■ Work to be completed: Lines that contain "быть" are to be copied from the material, every one of them.

Provided records: Begin

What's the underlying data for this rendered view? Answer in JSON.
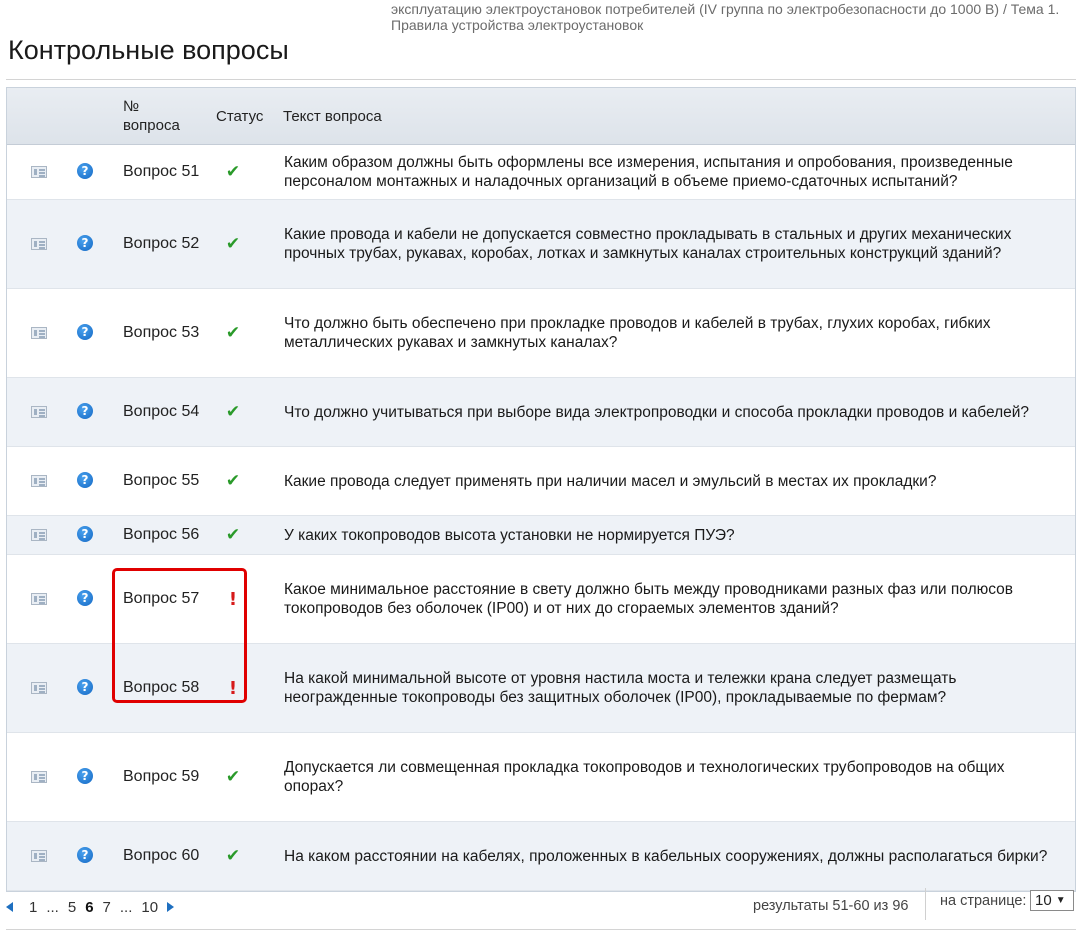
{
  "breadcrumb": "эксплуатацию электроустановок потребителей (IV группа по электробезопасности до 1000 В)  /  Тема 1. Правила устройства электроустановок",
  "page_title": "Контрольные вопросы",
  "table": {
    "headers": {
      "number": "№ вопроса",
      "status": "Статус",
      "text": "Текст вопроса"
    },
    "rows": [
      {
        "number": "Вопрос 51",
        "status": "✔",
        "status_kind": "ok",
        "text": "Каким образом должны быть оформлены все измерения, испытания и опробования, произведенные персоналом монтажных и наладочных организаций в объеме приемо-сдаточных испытаний?"
      },
      {
        "number": "Вопрос 52",
        "status": "✔",
        "status_kind": "ok",
        "text": "Какие провода и кабели не допускается совместно прокладывать в стальных и других механических прочных трубах, рукавах, коробах, лотках и замкнутых каналах строительных конструкций зданий?"
      },
      {
        "number": "Вопрос 53",
        "status": "✔",
        "status_kind": "ok",
        "text": "Что должно быть обеспечено при прокладке проводов и кабелей в трубах, глухих коробах, гибких металлических рукавах и замкнутых каналах?"
      },
      {
        "number": "Вопрос 54",
        "status": "✔",
        "status_kind": "ok",
        "text": "Что должно учитываться при выборе вида электропроводки и способа прокладки проводов и кабелей?"
      },
      {
        "number": "Вопрос 55",
        "status": "✔",
        "status_kind": "ok",
        "text": "Какие провода следует применять при наличии масел и эмульсий в местах их прокладки?"
      },
      {
        "number": "Вопрос 56",
        "status": "✔",
        "status_kind": "ok",
        "text": "У каких токопроводов высота установки не нормируется ПУЭ?"
      },
      {
        "number": "Вопрос 57",
        "status": "!",
        "status_kind": "warn",
        "text": "Какое минимальное расстояние в свету должно быть между проводниками разных фаз или полюсов токопроводов без оболочек (IP00) и от них до сгораемых элементов зданий?"
      },
      {
        "number": "Вопрос 58",
        "status": "!",
        "status_kind": "warn",
        "text": "На какой минимальной высоте от уровня настила моста и тележки крана следует размещать неогражденные токопроводы без защитных оболочек (IP00), прокладываемые по фермам?"
      },
      {
        "number": "Вопрос 59",
        "status": "✔",
        "status_kind": "ok",
        "text": "Допускается ли совмещенная прокладка токопроводов и технологических трубопроводов на общих опорах?"
      },
      {
        "number": "Вопрос 60",
        "status": "✔",
        "status_kind": "ok",
        "text": "На каком расстоянии на кабелях, проложенных в кабельных сооружениях, должны располагаться бирки?"
      }
    ]
  },
  "pagination": {
    "pages": [
      "1",
      "...",
      "5",
      "6",
      "7",
      "...",
      "10"
    ],
    "current": "6",
    "results_text": "результаты 51-60 из 96",
    "per_page_label": "на странице:",
    "per_page_value": "10"
  },
  "colors": {
    "ok": "#2a9a2a",
    "warn": "#d61a1a",
    "highlight": "#e00000",
    "header_bg": "#e3e8ee",
    "alt_row": "#eef2f7"
  },
  "icons": {
    "row_doc": "document-list-icon",
    "row_help": "help-question-icon",
    "prev": "triangle-left-icon",
    "next": "triangle-right-icon"
  }
}
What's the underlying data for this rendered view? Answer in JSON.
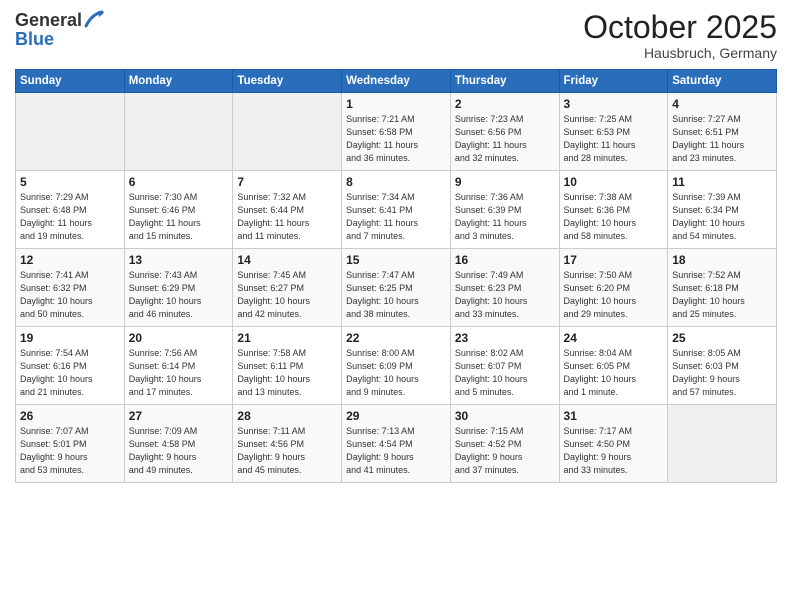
{
  "header": {
    "logo_general": "General",
    "logo_blue": "Blue",
    "month": "October 2025",
    "location": "Hausbruch, Germany"
  },
  "days_of_week": [
    "Sunday",
    "Monday",
    "Tuesday",
    "Wednesday",
    "Thursday",
    "Friday",
    "Saturday"
  ],
  "weeks": [
    {
      "days": [
        {
          "num": "",
          "info": ""
        },
        {
          "num": "",
          "info": ""
        },
        {
          "num": "",
          "info": ""
        },
        {
          "num": "1",
          "info": "Sunrise: 7:21 AM\nSunset: 6:58 PM\nDaylight: 11 hours\nand 36 minutes."
        },
        {
          "num": "2",
          "info": "Sunrise: 7:23 AM\nSunset: 6:56 PM\nDaylight: 11 hours\nand 32 minutes."
        },
        {
          "num": "3",
          "info": "Sunrise: 7:25 AM\nSunset: 6:53 PM\nDaylight: 11 hours\nand 28 minutes."
        },
        {
          "num": "4",
          "info": "Sunrise: 7:27 AM\nSunset: 6:51 PM\nDaylight: 11 hours\nand 23 minutes."
        }
      ]
    },
    {
      "days": [
        {
          "num": "5",
          "info": "Sunrise: 7:29 AM\nSunset: 6:48 PM\nDaylight: 11 hours\nand 19 minutes."
        },
        {
          "num": "6",
          "info": "Sunrise: 7:30 AM\nSunset: 6:46 PM\nDaylight: 11 hours\nand 15 minutes."
        },
        {
          "num": "7",
          "info": "Sunrise: 7:32 AM\nSunset: 6:44 PM\nDaylight: 11 hours\nand 11 minutes."
        },
        {
          "num": "8",
          "info": "Sunrise: 7:34 AM\nSunset: 6:41 PM\nDaylight: 11 hours\nand 7 minutes."
        },
        {
          "num": "9",
          "info": "Sunrise: 7:36 AM\nSunset: 6:39 PM\nDaylight: 11 hours\nand 3 minutes."
        },
        {
          "num": "10",
          "info": "Sunrise: 7:38 AM\nSunset: 6:36 PM\nDaylight: 10 hours\nand 58 minutes."
        },
        {
          "num": "11",
          "info": "Sunrise: 7:39 AM\nSunset: 6:34 PM\nDaylight: 10 hours\nand 54 minutes."
        }
      ]
    },
    {
      "days": [
        {
          "num": "12",
          "info": "Sunrise: 7:41 AM\nSunset: 6:32 PM\nDaylight: 10 hours\nand 50 minutes."
        },
        {
          "num": "13",
          "info": "Sunrise: 7:43 AM\nSunset: 6:29 PM\nDaylight: 10 hours\nand 46 minutes."
        },
        {
          "num": "14",
          "info": "Sunrise: 7:45 AM\nSunset: 6:27 PM\nDaylight: 10 hours\nand 42 minutes."
        },
        {
          "num": "15",
          "info": "Sunrise: 7:47 AM\nSunset: 6:25 PM\nDaylight: 10 hours\nand 38 minutes."
        },
        {
          "num": "16",
          "info": "Sunrise: 7:49 AM\nSunset: 6:23 PM\nDaylight: 10 hours\nand 33 minutes."
        },
        {
          "num": "17",
          "info": "Sunrise: 7:50 AM\nSunset: 6:20 PM\nDaylight: 10 hours\nand 29 minutes."
        },
        {
          "num": "18",
          "info": "Sunrise: 7:52 AM\nSunset: 6:18 PM\nDaylight: 10 hours\nand 25 minutes."
        }
      ]
    },
    {
      "days": [
        {
          "num": "19",
          "info": "Sunrise: 7:54 AM\nSunset: 6:16 PM\nDaylight: 10 hours\nand 21 minutes."
        },
        {
          "num": "20",
          "info": "Sunrise: 7:56 AM\nSunset: 6:14 PM\nDaylight: 10 hours\nand 17 minutes."
        },
        {
          "num": "21",
          "info": "Sunrise: 7:58 AM\nSunset: 6:11 PM\nDaylight: 10 hours\nand 13 minutes."
        },
        {
          "num": "22",
          "info": "Sunrise: 8:00 AM\nSunset: 6:09 PM\nDaylight: 10 hours\nand 9 minutes."
        },
        {
          "num": "23",
          "info": "Sunrise: 8:02 AM\nSunset: 6:07 PM\nDaylight: 10 hours\nand 5 minutes."
        },
        {
          "num": "24",
          "info": "Sunrise: 8:04 AM\nSunset: 6:05 PM\nDaylight: 10 hours\nand 1 minute."
        },
        {
          "num": "25",
          "info": "Sunrise: 8:05 AM\nSunset: 6:03 PM\nDaylight: 9 hours\nand 57 minutes."
        }
      ]
    },
    {
      "days": [
        {
          "num": "26",
          "info": "Sunrise: 7:07 AM\nSunset: 5:01 PM\nDaylight: 9 hours\nand 53 minutes."
        },
        {
          "num": "27",
          "info": "Sunrise: 7:09 AM\nSunset: 4:58 PM\nDaylight: 9 hours\nand 49 minutes."
        },
        {
          "num": "28",
          "info": "Sunrise: 7:11 AM\nSunset: 4:56 PM\nDaylight: 9 hours\nand 45 minutes."
        },
        {
          "num": "29",
          "info": "Sunrise: 7:13 AM\nSunset: 4:54 PM\nDaylight: 9 hours\nand 41 minutes."
        },
        {
          "num": "30",
          "info": "Sunrise: 7:15 AM\nSunset: 4:52 PM\nDaylight: 9 hours\nand 37 minutes."
        },
        {
          "num": "31",
          "info": "Sunrise: 7:17 AM\nSunset: 4:50 PM\nDaylight: 9 hours\nand 33 minutes."
        },
        {
          "num": "",
          "info": ""
        }
      ]
    }
  ]
}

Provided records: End

■ Solution:
        "text": "Каким образом должны быть оформлены все измерения, испытания и опробования, произведенные персоналом монтажных и наладочных организаций в объеме приемо-сдаточных испытаний?"
        "text": "Что должно быть обеспечено при прокладке проводов и кабелей в трубах, глухих коробах, гибких металлических рукавах и замкнутых каналах?"
        "text": "Какое минимальное расстояние в свету должно быть между проводниками разных фаз или полюсов токопроводов без оболочек (IP00) и от них до сгораемых элементов зданий?"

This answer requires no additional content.